Lost Birds: Displaced, Adopted Native Americans Look to Find Their Way Home

Georgia resident Steve Bailey was 19 when he heard about an experimental cell transplant therapy for Type 1 diabetes he’d had since infancy. He asked his parents to donate cells.

“And my mom looked at me oddly and said, ‘We need to talk.’ I felt as if I’d been hit in the gut with a bat.”

Later, he hired a private investigator, who discovered Bailey had been born in Mission, South Dakota, on the Rosebud Indian Reservation to a 14-year-old Lakota girl whose name had been cut out of his birth certificate with an X-Acto blade.

“I was taken into custody by Catholic Services. I was so young that the clamp was probably still on the umbilical cord. And less than a week later, I turned up in Atlanta, Georgia, and was turned over as a ward of the state.”

Bailey said he has reason to suspect he may be the illegitimate son of a pedophile priest who taught at St. Joseph’s Mission at the time. But unless he finds his mother, he’ll never know for sure.

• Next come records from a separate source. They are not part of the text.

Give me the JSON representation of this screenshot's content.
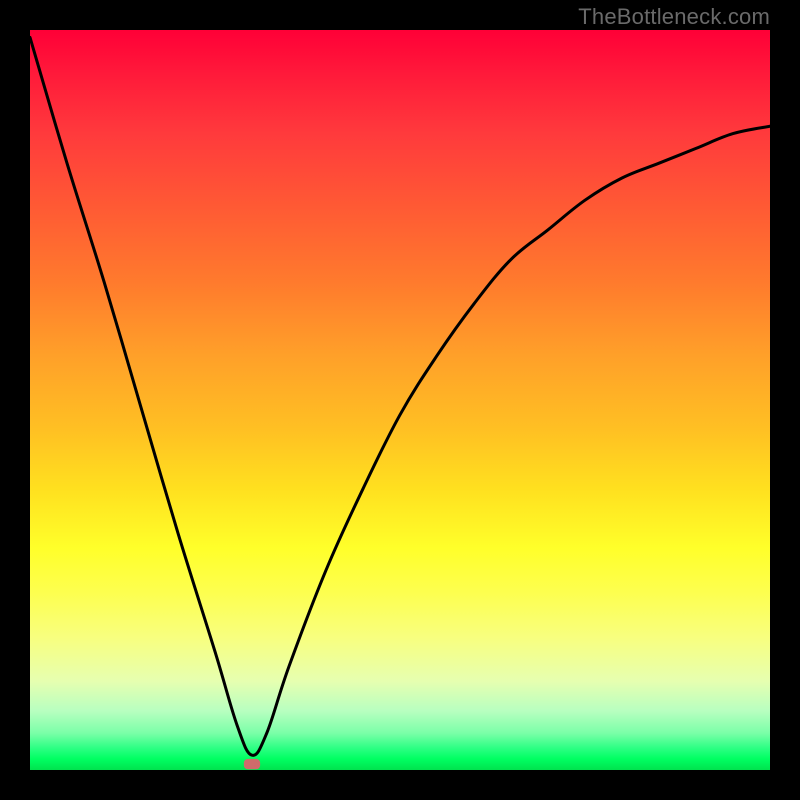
{
  "watermark": "TheBottleneck.com",
  "chart_data": {
    "type": "line",
    "title": "",
    "xlabel": "",
    "ylabel": "",
    "xlim": [
      0,
      100
    ],
    "ylim": [
      0,
      100
    ],
    "grid": false,
    "legend": false,
    "series": [
      {
        "name": "bottleneck-curve",
        "x": [
          0,
          5,
          10,
          15,
          20,
          25,
          28,
          30,
          32,
          35,
          40,
          45,
          50,
          55,
          60,
          65,
          70,
          75,
          80,
          85,
          90,
          95,
          100
        ],
        "y": [
          99,
          82,
          66,
          49,
          32,
          16,
          6,
          2,
          5,
          14,
          27,
          38,
          48,
          56,
          63,
          69,
          73,
          77,
          80,
          82,
          84,
          86,
          87
        ]
      }
    ],
    "marker": {
      "x": 30,
      "y": 0.8,
      "width": 2.2,
      "height": 1.4,
      "color": "#cf6b6b"
    },
    "background_gradient": {
      "type": "vertical",
      "stops": [
        {
          "pos": 0.0,
          "color": "#ff0037"
        },
        {
          "pos": 0.24,
          "color": "#ff5a34"
        },
        {
          "pos": 0.54,
          "color": "#ffc023"
        },
        {
          "pos": 0.76,
          "color": "#fdff4f"
        },
        {
          "pos": 0.92,
          "color": "#b8ffc0"
        },
        {
          "pos": 1.0,
          "color": "#00e24e"
        }
      ]
    }
  }
}
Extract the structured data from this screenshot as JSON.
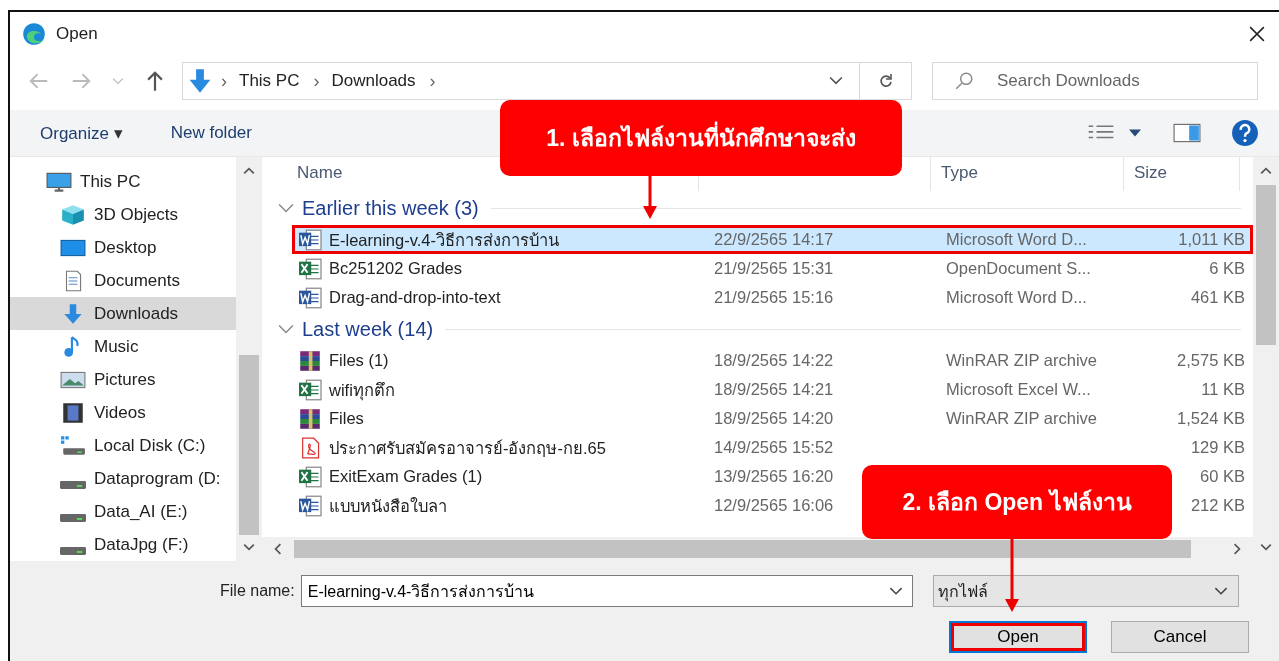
{
  "window": {
    "title": "Open"
  },
  "address": {
    "path": [
      "This PC",
      "Downloads"
    ],
    "separator": "›"
  },
  "search": {
    "placeholder": "Search Downloads"
  },
  "toolbar": {
    "organize": "Organize",
    "organize_caret": "▾",
    "new_folder": "New folder"
  },
  "sidebar": {
    "items": [
      {
        "label": "This PC",
        "kind": "pc",
        "selected": false,
        "children": [
          {
            "label": "3D Objects",
            "kind": "cube",
            "selected": false
          },
          {
            "label": "Desktop",
            "kind": "desktop",
            "selected": false
          },
          {
            "label": "Documents",
            "kind": "docs",
            "selected": false
          },
          {
            "label": "Downloads",
            "kind": "download",
            "selected": true
          },
          {
            "label": "Music",
            "kind": "music",
            "selected": false
          },
          {
            "label": "Pictures",
            "kind": "pictures",
            "selected": false
          },
          {
            "label": "Videos",
            "kind": "videos",
            "selected": false
          },
          {
            "label": "Local Disk (C:)",
            "kind": "sysdisk",
            "selected": false
          },
          {
            "label": "Dataprogram (D:",
            "kind": "disk",
            "selected": false
          },
          {
            "label": "Data_AI (E:)",
            "kind": "disk",
            "selected": false
          },
          {
            "label": "DataJpg (F:)",
            "kind": "disk",
            "selected": false
          }
        ]
      }
    ]
  },
  "columns": [
    "Name",
    "",
    "Type",
    "Size"
  ],
  "groups": [
    {
      "label": "Earlier this week (3)",
      "expanded": true,
      "rows": [
        {
          "name": "E-learning-v.4-วิธีการส่งการบ้าน",
          "kind": "word",
          "date": "22/9/2565 14:17",
          "type": "Microsoft Word D...",
          "size": "1,011 KB",
          "selected": true,
          "highlighted": true
        },
        {
          "name": "Bc251202 Grades",
          "kind": "excel",
          "date": "21/9/2565 15:31",
          "type": "OpenDocument S...",
          "size": "6 KB",
          "selected": false
        },
        {
          "name": "Drag-and-drop-into-text",
          "kind": "word",
          "date": "21/9/2565 15:16",
          "type": "Microsoft Word D...",
          "size": "461 KB",
          "selected": false
        }
      ]
    },
    {
      "label": "Last week (14)",
      "expanded": true,
      "rows": [
        {
          "name": "Files (1)",
          "kind": "rar",
          "date": "18/9/2565 14:22",
          "type": "WinRAR ZIP archive",
          "size": "2,575 KB",
          "selected": false
        },
        {
          "name": "wifiทุกตึก",
          "kind": "excel",
          "date": "18/9/2565 14:21",
          "type": "Microsoft Excel W...",
          "size": "11 KB",
          "selected": false
        },
        {
          "name": "Files",
          "kind": "rar",
          "date": "18/9/2565 14:20",
          "type": "WinRAR ZIP archive",
          "size": "1,524 KB",
          "selected": false
        },
        {
          "name": "ประกาศรับสมัครอาจารย์-อังกฤษ-กย.65",
          "kind": "pdf",
          "date": "14/9/2565 15:52",
          "type": "",
          "size": "129 KB",
          "selected": false
        },
        {
          "name": "ExitExam Grades (1)",
          "kind": "excel",
          "date": "13/9/2565 16:20",
          "type": "",
          "size": "60 KB",
          "selected": false
        },
        {
          "name": "แบบหนังสือใบลา",
          "kind": "word",
          "date": "12/9/2565 16:06",
          "type": "",
          "size": "212 KB",
          "selected": false
        }
      ]
    }
  ],
  "file_name": {
    "label": "File name:",
    "value": "E-learning-v.4-วิธีการส่งการบ้าน"
  },
  "file_type": {
    "value": "ทุกไฟล์"
  },
  "buttons": [
    {
      "label": "Open",
      "kind": "primary",
      "highlighted": true
    },
    {
      "label": "Cancel",
      "kind": "normal",
      "highlighted": false
    }
  ],
  "callouts": [
    {
      "text": "1. เลือกไฟล์งานที่นักศึกษาจะส่ง"
    },
    {
      "text": "2. เลือก Open ไฟล์งาน"
    }
  ]
}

A thousand miles west in San Antonio, Texas, Mike Paiz, 37, found out that his father was a Chippewa Indian who had been abducted as an infant from Hill 57, a tiny, impoverished community near Great Falls, Montana. He drove 25 hours to Montana to find his grandmother, only to learn she had died.

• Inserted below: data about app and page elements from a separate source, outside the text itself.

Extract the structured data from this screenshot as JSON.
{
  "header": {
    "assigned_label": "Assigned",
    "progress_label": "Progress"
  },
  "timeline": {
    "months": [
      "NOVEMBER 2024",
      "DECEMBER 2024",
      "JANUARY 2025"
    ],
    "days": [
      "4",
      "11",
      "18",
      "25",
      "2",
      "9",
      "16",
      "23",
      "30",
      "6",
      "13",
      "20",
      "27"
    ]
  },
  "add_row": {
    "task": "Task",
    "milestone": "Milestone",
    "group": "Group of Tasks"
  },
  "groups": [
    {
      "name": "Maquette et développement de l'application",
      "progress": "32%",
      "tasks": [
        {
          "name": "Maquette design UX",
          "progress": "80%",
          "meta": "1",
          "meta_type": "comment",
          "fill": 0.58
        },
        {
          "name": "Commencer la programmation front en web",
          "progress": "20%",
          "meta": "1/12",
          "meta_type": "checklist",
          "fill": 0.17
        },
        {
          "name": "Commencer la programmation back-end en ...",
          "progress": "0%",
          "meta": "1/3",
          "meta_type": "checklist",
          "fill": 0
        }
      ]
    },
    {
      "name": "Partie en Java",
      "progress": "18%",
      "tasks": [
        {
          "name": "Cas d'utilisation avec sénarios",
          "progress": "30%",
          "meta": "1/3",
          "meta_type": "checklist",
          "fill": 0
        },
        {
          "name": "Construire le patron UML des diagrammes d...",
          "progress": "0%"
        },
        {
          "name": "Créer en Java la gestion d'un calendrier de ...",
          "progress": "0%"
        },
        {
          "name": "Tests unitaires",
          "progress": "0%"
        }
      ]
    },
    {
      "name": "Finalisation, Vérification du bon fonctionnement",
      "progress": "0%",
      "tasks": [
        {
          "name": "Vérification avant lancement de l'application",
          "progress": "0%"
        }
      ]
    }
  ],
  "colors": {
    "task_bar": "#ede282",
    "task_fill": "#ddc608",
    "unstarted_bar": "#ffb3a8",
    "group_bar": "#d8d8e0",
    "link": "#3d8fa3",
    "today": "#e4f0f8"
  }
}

“When I stepped onto Hill 57, I had such mixed emotions — more painful ones, I guess, because I was crying,” he said. “I spent days and days trying to find where she was buried but couldn’t. I just can’t let it go.”

‘Lost Birds’

Whether removed from their homes by the government or stolen, these children, now adults, have been dubbed “Lost Birds” after Zintkála Nuni (Lost Bird), an infant Lakota girl found alive on the battlefield following the 1890 Wounded Knee Massacre and adopted by a white Army general.

Today, hundreds of lost birds are looking to find their way back to family and tribe.

Adoption files were usually physically sealed, making it impossible for adoptees to find lost family.

Some states have made it easier to access information. Others won’t release it without a court order. Some lost birds turn to the American Indian Adoptees website, authored by journalist, author and Native adoptee Trace Lee Hentz.

“If a person knows their name and tribe and wants to go into reunion with a tribal nation, I first advise them to approach someone outside their birth family who might have known the parents,” said Hentz, “because a lot of times, we don’t know the circumstances.”

A growing number of adoptees turn to do-it-yourself DNA tests, hoping to match up with families via online genealogy databases.

“I try not to encourage people to do DNA because the databases are not secure,” said Hentz, expressing a fear common among Native Americans who mistrust sharing personal information with authorities. “It’s not a private service.”

Hentz frequently refers people to genealogist Karen Vigneault, a member of the Iipay Nation of Santa Ysabel in California.

“There is so much that goes on in the minds, hearts and souls of adoptees, so much pain over the decades,” Vigneault said. “I feel like some kind of a train conductor, working to round up all these souls and bring them back home.”

Vigneault is currently helping a woman adoptee in Iceland find her father, a Native American member of the U.S. military who was stationed in Reykjavík more than 50 years ago.

“I was 28 years old when I met my blood mother,” Guðrún Emilsdóttir, 51, said via email. “She told me that she and my father had been together for a year and that she didn’t see any future in it, which is why she decided to hide her pregnancy from him.”

Vigneault arranged for Emilsdóttir to take a DNA test. The results showed her to be of Ponca and Ote Missouria heritage. They quickly found her father, now deceased, and may have located a living sister.

“My feelings are very mixed, between nervousness and excitement,” she said. “I’m prepared for everything.”

Some reunions are happy. Benjamin Browning found both of his biological parents living on the Pine Ridge Reservation in South Dakota, home to the Oglala Sioux Tribe.

“It’s changed my life 1,000 percent,” he said. “I’m related to probably three-quarters of the tribe — about 20 to 30,000 cousins.”

Some reunions are tragic. A 73-year-old man who asked not to be identified discovered he had been born to a Mi’kmaq mother in a notorious Canadian home for unwed mothers and sold on the black market to a couple from New Jersey.

“I found out I have 12 half-siblings, but they feel my existence tarnished their mother’s memory, and they refuse to have contact with me.”

Sadly, said Vigneault, this experience is all-too-common.

“I’ve had to tell a few people, ‘Look, I’m sorry your mother rejected you again, but at least we know what tribe you are from, and let’s just stick with that and work around it.’”

EDITOR’S UPDATE:  Guðrún Emilsdóttir’s father has been identified, and Karen Vigneault may have located a living sister.